They'd been a lifesaver for me and deeply appreciated, despite that some of the workers at the front desk felt free to express their opinion of the people sitting quietly in the waiting area.  Once, a small group of four people, including me, arrived at Valley Churches thirty minutes before closing time.  A beak-nosed receptionist in a crooked knit cape of green and white yarn, with a peaked hood that did not quite fit, slammed down her pencil and bellowed, "You people don't have jobs, so you should get up out of your beds and come here before closing time!" When she was on shift, she never failed to make us aware of our place. 

If you take the road next to Valley Churches at night, you often travel in pitch-dark; the few streetlights are sometimes inoperable. Then it is easy to feel disoriented: broad canopies of bigleaf maples, green and benevolent in the daytime, hover overhead like black umbrellas. You become worried that you've lost your way and are headed up into the mountains with their perilous one-lane roads, but you will soon feel reassured when you see the green sign for Brookside, illuminated by your car's headlights. An extremely sharp right turn takes you onto the street.

Signs for some of Brookside's roads bear the names of poets: Whittier, Emerson, Tennyson. A street with not such a fanciful name, Estates Drive, runs up a low incline. A rail fence fronting a ranch-style home stands directly across from the incline. Behind the fence, oleanders--pink, white, and magenta--raise poisonous blossoms among equally poisonous green leaves. A length of dirt makes a dry border in front of the fence.

Neighbors must have soon noticeed the chocolate-brown BMW, circa 1978, on that narrow strip of dirt, an unusual place to park, the border not really wide enough for a car. People walking their dogs or just taking a stroll passed it, as well as drivers on their way to work and school. Perhaps someone peered into the smudged windows; people often dumped their cars on side roads, or took considerable time to move them in case of a breakdown. The interior revealed nothing particular about where it came from, or who parked it there.

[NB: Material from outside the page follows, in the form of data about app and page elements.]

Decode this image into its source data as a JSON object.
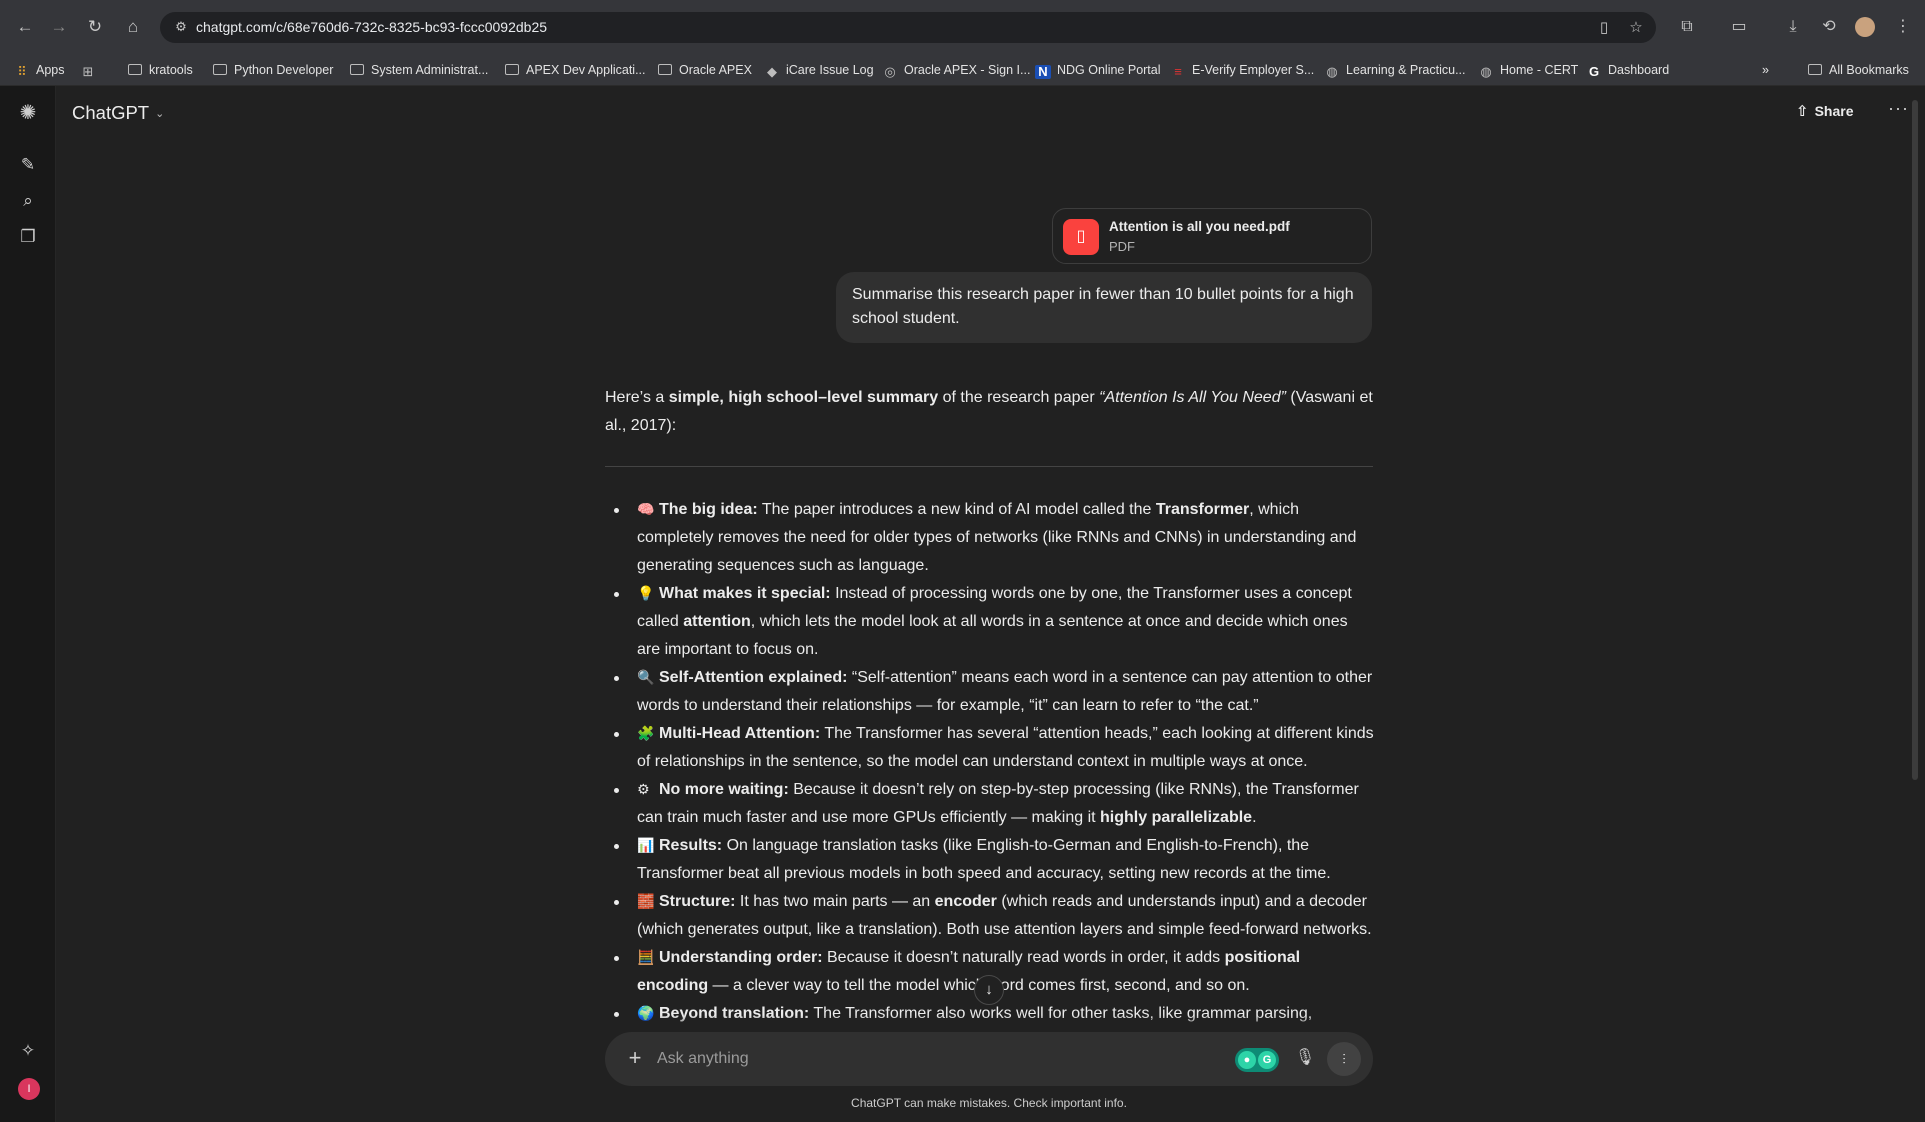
{
  "browser": {
    "url": "chatgpt.com/c/68e760d6-732c-8325-bc93-fccc0092db25",
    "bookmarks": [
      {
        "label": "Apps",
        "icon": "apps-grid-icon"
      },
      {
        "label": "",
        "icon": "grid-icon"
      },
      {
        "label": "kratools",
        "icon": "folder-icon"
      },
      {
        "label": "Python Developer",
        "icon": "folder-icon"
      },
      {
        "label": "System Administrat...",
        "icon": "folder-icon"
      },
      {
        "label": "APEX Dev Applicati...",
        "icon": "folder-icon"
      },
      {
        "label": "Oracle APEX",
        "icon": "folder-icon"
      },
      {
        "label": "iCare Issue Log",
        "icon": "site-icon"
      },
      {
        "label": "Oracle APEX - Sign I...",
        "icon": "site-icon"
      },
      {
        "label": "NDG Online Portal",
        "icon": "site-icon"
      },
      {
        "label": "E-Verify Employer S...",
        "icon": "site-icon"
      },
      {
        "label": "Learning & Practicu...",
        "icon": "site-icon"
      },
      {
        "label": "Home - CERT",
        "icon": "site-icon"
      },
      {
        "label": "Dashboard",
        "icon": "google-icon"
      }
    ],
    "all_bookmarks": "All Bookmarks"
  },
  "app": {
    "title": "ChatGPT",
    "share_label": "Share"
  },
  "attachment": {
    "name": "Attention is all you need.pdf",
    "type": "PDF"
  },
  "user_message": "Summarise this research paper in fewer than 10 bullet points for a high school student.",
  "response": {
    "intro_a": "Here’s a ",
    "intro_bold": "simple, high school–level summary",
    "intro_b": " of the research paper ",
    "intro_italic": "“Attention Is All You Need”",
    "intro_c": " (Vaswani et al., 2017):",
    "bullets": [
      {
        "emoji": "🧠",
        "title": "The big idea:",
        "a": " The paper introduces a new kind of AI model called the ",
        "b": "Transformer",
        "c": ", which completely removes the need for older types of networks (like RNNs and CNNs) in understanding and generating sequences such as language."
      },
      {
        "emoji": "💡",
        "title": "What makes it special:",
        "a": " Instead of processing words one by one, the Transformer uses a concept called ",
        "b": "attention",
        "c": ", which lets the model look at all words in a sentence at once and decide which ones are important to focus on."
      },
      {
        "emoji": "🔍",
        "title": "Self-Attention explained:",
        "a": " “Self-attention” means each word in a sentence can pay attention to other words to understand their relationships — for example, “it” can learn to refer to “the cat.”",
        "b": "",
        "c": ""
      },
      {
        "emoji": "🧩",
        "title": "Multi-Head Attention:",
        "a": " The Transformer has several “attention heads,” each looking at different kinds of relationships in the sentence, so the model can understand context in multiple ways at once.",
        "b": "",
        "c": ""
      },
      {
        "emoji": "⚙",
        "title": "No more waiting:",
        "a": " Because it doesn’t rely on step-by-step processing (like RNNs), the Transformer can train much faster and use more GPUs efficiently — making it ",
        "b": "highly parallelizable",
        "c": "."
      },
      {
        "emoji": "📊",
        "title": "Results:",
        "a": " On language translation tasks (like English-to-German and English-to-French), the Transformer beat all previous models in both speed and accuracy, setting new records at the time.",
        "b": "",
        "c": ""
      },
      {
        "emoji": "🧱",
        "title": "Structure:",
        "a": " It has two main parts — an ",
        "b": "encoder",
        "c": " (which reads and understands input) and a decoder (which generates output, like a translation). Both use attention layers and simple feed-forward networks."
      },
      {
        "emoji": "🧮",
        "title": "Understanding order:",
        "a": " Because it doesn’t naturally read words in order, it adds ",
        "b": "positional encoding",
        "c": " — a clever way to tell the model which word comes first, second, and so on."
      },
      {
        "emoji": "🌍",
        "title": "Beyond translation:",
        "a": " The Transformer also works well for other tasks, like grammar parsing, showing",
        "b": "",
        "c": ""
      }
    ]
  },
  "composer": {
    "placeholder": "Ask anything"
  },
  "footer_note": "ChatGPT can make mistakes. Check important info."
}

After a few days, angry or worried about the unfamiliar vehicle parked for so long in front of the fence, someone would have finally tried the balky door and found it unlocked. They would have unlatched the glovebox, pulled out a registration card, saw the owner's name, then dashed for a landline or pulled a cellphone from their pocket, perhaps dropping the phone in haste and stooping to pick it up again, because the car with neatly folded baby clothes in the trunk, some in a cheerful Winnie-the-Pooh print, was Asha Veil's abandoned car.